Since 2012, visitors have entered through the new wing designed by Renzo Piano, but on February 23, 1903, visitors lined up outside the small door closest to Evans Way, facing the Fens parkway. Many of the visitors arrived by horse carriage or similar to today, walked from public transportation.
Visitors arrived through the wood and glass door to the tiled entrance hall between the Yellow and Blue Rooms (now the Fenway Gallery, a special exhibition space). Once in the museum, visitors could purchase a small paper catalogue containing a self-guided tour of collection highlights written and compiled by Gardner annually. The catalogue followed a specific route through the galleries that visitors were encouraged to follow during their visit.
The tour began in the Yellow Room, where Gardner’s print and drawing collection was displayed (until 1915, when it moved into the Short Gallery) and continued to the Blue Room gallery to the right of the entrance. Here, Isabella displayed contemporary works by artists like John Singer Sargent and Corot on blue silk walls, similar to how it looks today.
Outside the Blue Room, visitors would encounter the verdant Courtyard for the first time. One reporter for Harper’s Bazaar noted “From the moment the threshold of Fenway Court is crossed till the last long lingering look behind is taken, the eye is satisfied with beauty. The dripping of the mossy marble fountains, the perfume of the acacia and stephanotis, the singing of birds, the tall palms lifting their heads in the sunshine, the wide brilliant border of flowers around the antique mosaic centre pavement— these make the great enclosed court the key-note and the culmination of the whole palace.”²
Visitors toured the galleries by natural light from the Courtyard and outside windows, and on the second floor in the Dutch Room, they were warmed by a fire in the fireplace. Their journey ended in the Long Gallery, as the Chapel and Gothic Room were closed to the public until after Gardner’s death.
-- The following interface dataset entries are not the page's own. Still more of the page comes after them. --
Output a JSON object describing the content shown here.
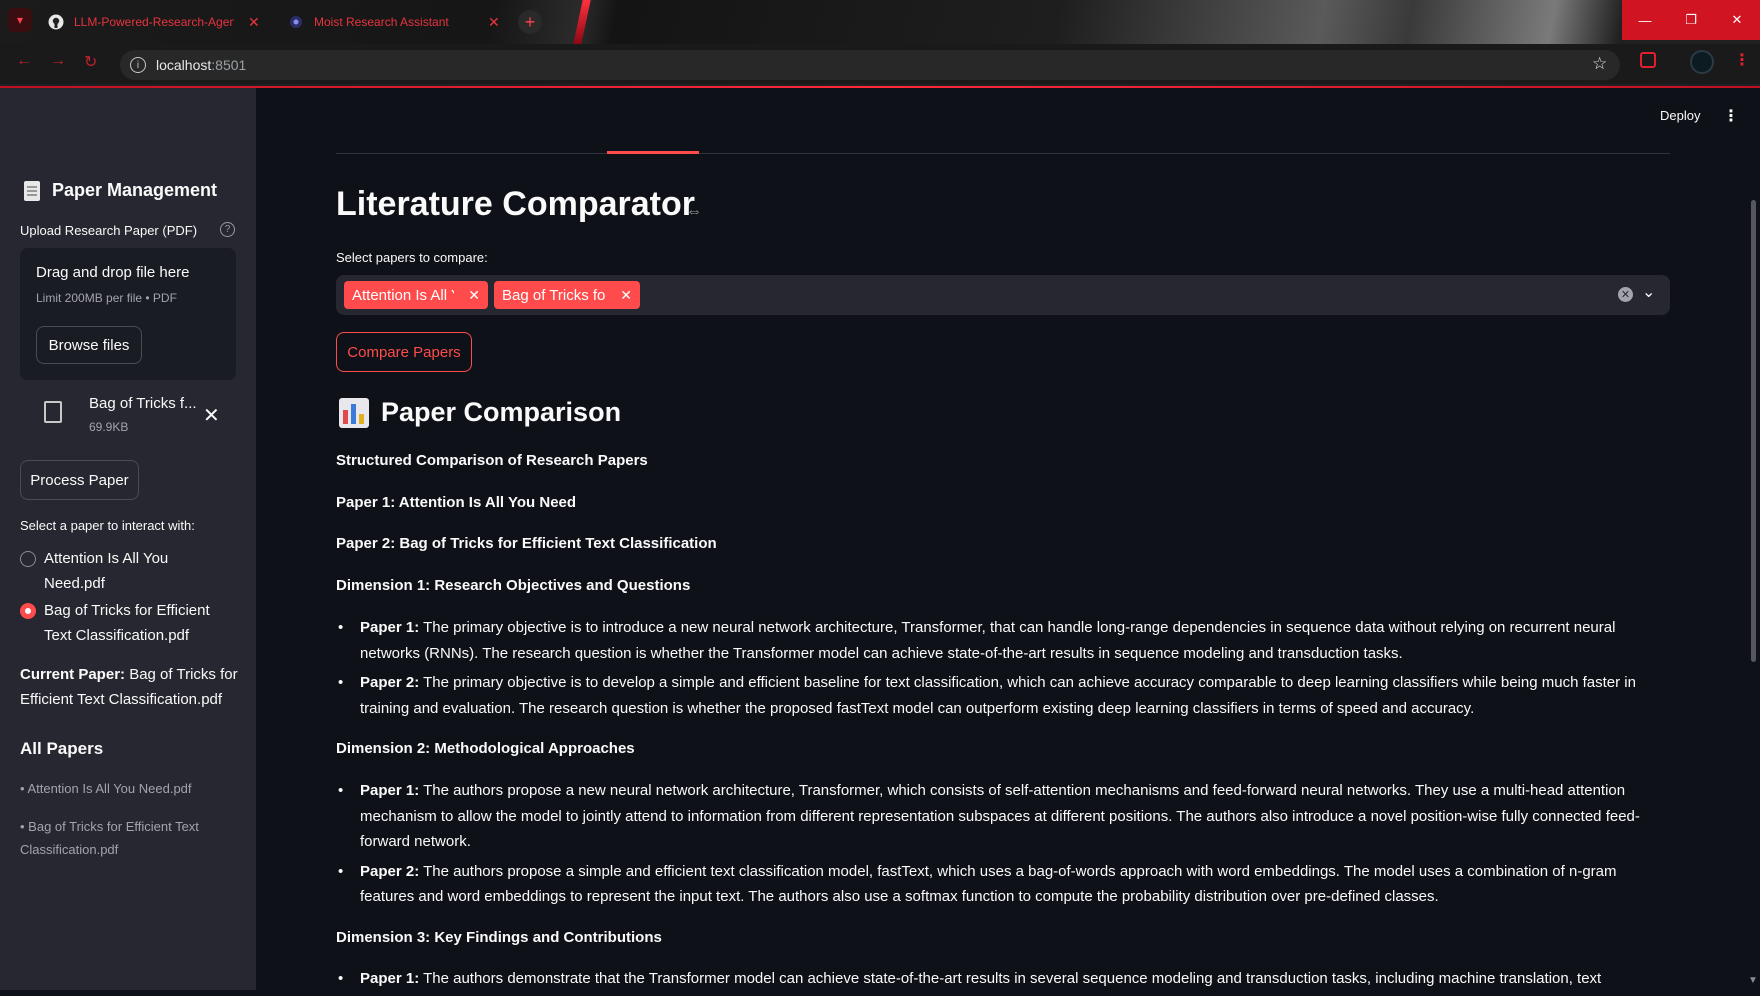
{
  "browser": {
    "tabs": [
      {
        "title": "LLM-Powered-Research-Agent",
        "icon": "github-icon"
      },
      {
        "title": "Moist Research Assistant",
        "icon": "streamlit-icon"
      }
    ],
    "new_tab": "+",
    "url": "localhost",
    "port": ":8501",
    "window": {
      "minimize": "—",
      "restore": "❐",
      "close": "✕"
    }
  },
  "sidebar": {
    "title": "Paper Management",
    "upload_label": "Upload Research Paper (PDF)",
    "dropzone": {
      "title": "Drag and drop file here",
      "subtitle": "Limit 200MB per file • PDF",
      "browse_label": "Browse files"
    },
    "uploaded_file": {
      "name": "Bag of Tricks f...",
      "size": "69.9KB"
    },
    "process_label": "Process Paper",
    "select_label": "Select a paper to interact with:",
    "radio_options": [
      {
        "label": "Attention Is All You Need.pdf",
        "selected": false
      },
      {
        "label": "Bag of Tricks for Efficient Text Classification.pdf",
        "selected": true
      }
    ],
    "current_paper_label": "Current Paper:",
    "current_paper_value": "Bag of Tricks for Efficient Text Classification.pdf",
    "all_papers_title": "All Papers",
    "all_papers": [
      "• Attention Is All You Need.pdf",
      "• Bag of Tricks for Efficient Text Classification.pdf"
    ]
  },
  "header": {
    "deploy_label": "Deploy",
    "menu_glyph": "⋮"
  },
  "main": {
    "title": "Literature Comparator",
    "select_label": "Select papers to compare:",
    "chips": [
      "Attention Is All Y...",
      "Bag of Tricks for ..."
    ],
    "compare_label": "Compare Papers",
    "section_title": "Paper Comparison",
    "heading": "Structured Comparison of Research Papers",
    "paper1": "Paper 1: Attention Is All You Need",
    "paper2": "Paper 2: Bag of Tricks for Efficient Text Classification",
    "dim1": {
      "title": "Dimension 1: Research Objectives and Questions",
      "p1_label": "Paper 1:",
      "p1_text": " The primary objective is to introduce a new neural network architecture, Transformer, that can handle long-range dependencies in sequence data without relying on recurrent neural networks (RNNs). The research question is whether the Transformer model can achieve state-of-the-art results in sequence modeling and transduction tasks.",
      "p2_label": "Paper 2:",
      "p2_text": " The primary objective is to develop a simple and efficient baseline for text classification, which can achieve accuracy comparable to deep learning classifiers while being much faster in training and evaluation. The research question is whether the proposed fastText model can outperform existing deep learning classifiers in terms of speed and accuracy."
    },
    "dim2": {
      "title": "Dimension 2: Methodological Approaches",
      "p1_label": "Paper 1:",
      "p1_text": " The authors propose a new neural network architecture, Transformer, which consists of self-attention mechanisms and feed-forward neural networks. They use a multi-head attention mechanism to allow the model to jointly attend to information from different representation subspaces at different positions. The authors also introduce a novel position-wise fully connected feed-forward network.",
      "p2_label": "Paper 2:",
      "p2_text": " The authors propose a simple and efficient text classification model, fastText, which uses a bag-of-words approach with word embeddings. The model uses a combination of n-gram features and word embeddings to represent the input text. The authors also use a softmax function to compute the probability distribution over pre-defined classes."
    },
    "dim3": {
      "title": "Dimension 3: Key Findings and Contributions",
      "p1_label": "Paper 1:",
      "p1_text": " The authors demonstrate that the Transformer model can achieve state-of-the-art results in several sequence modeling and transduction tasks, including machine translation, text"
    }
  },
  "colors": {
    "accent": "#ff4b4b",
    "sidebar_bg": "#262730",
    "main_bg": "#0e1117"
  }
}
However, they may have been able to catch a glimpse of John Singer Sargent’s infamous portrait of Isabella through the wrought iron choir screen in the Third Floor Stairhall.
Visitors could remember their tour of Fenway Court by purchasing a photographic print from father and son duo Thomas and Arthur Marr. They sold them as souvenirs in the museum and at their storefront on Tremont Street, near the Boston Common.
There were some unique and inconvenient restrictions in the early years. Visitors were prohibited from re-visiting galleries, sketching, or note taking. After admonishing a teacher for taking notes in the Titian Room, Gardner invited her for a private visit as an apology and relaxed her rule.³
Gardner was protective of her collection, and was always present during open hours. Sometimes she’d take tickets at the door and other times walk around, observe visitors, and answer questions. After suffering a stroke in 1919, she’d sit in the Macknight Room and greet visitors.⁴
In early years, galleries were attended by women and monitored by Boston police—including plainclothes detectives. Later, Harvard and Radcliffe students and Gardner’s friends replaced the police.
Isabella Stewart Gardner saved thank you letters sent by visitors. Many were from women who were inspired by her work and vision.
As I think of the care, the time, the study not to mention the expense that such a collection of historic and valuable articles have cost you personally, I cannot help writing that I am proud that a woman has been permitted to do this—the result of years of research and study.
— Lola Greene, a school teacher from Lynn, Massachusetts to Isabella Stewart Gardner, 28 March (after 1903) (ARC.001953)
The Museum is now open 6 days a week welcoming over 315,000 visitors annually. As it did in the early 20th century, the Museum continues to leave an indelible impression on many.
¹ The Boston Globe, Tuesday, February 24, 1903 : “Mrs. Gardner’s Art Museum Opened to Public Inspection, Courtyard a Wonderful Scene of Summer Beauty Amid Midwinter’s Cold and Snow.”
² Pricilla Leonard, “Mrs. Gardner’s Venetian Palace”, Harper's Bazaar, July 1903, vol.37, pp. 660-662
³ Louise Hall Tharp, Mrs. Jack: A Biography of Isabella Stewart Gardner ( Boston:1965; Reprint, Boston: 2016) p. 263.
⁴ Isabella Stewart Gardner, Morris Carter, Day book (Tagebuch), 1900-1924, April 3-8, 1922. And Tharp, 1965, p. 322.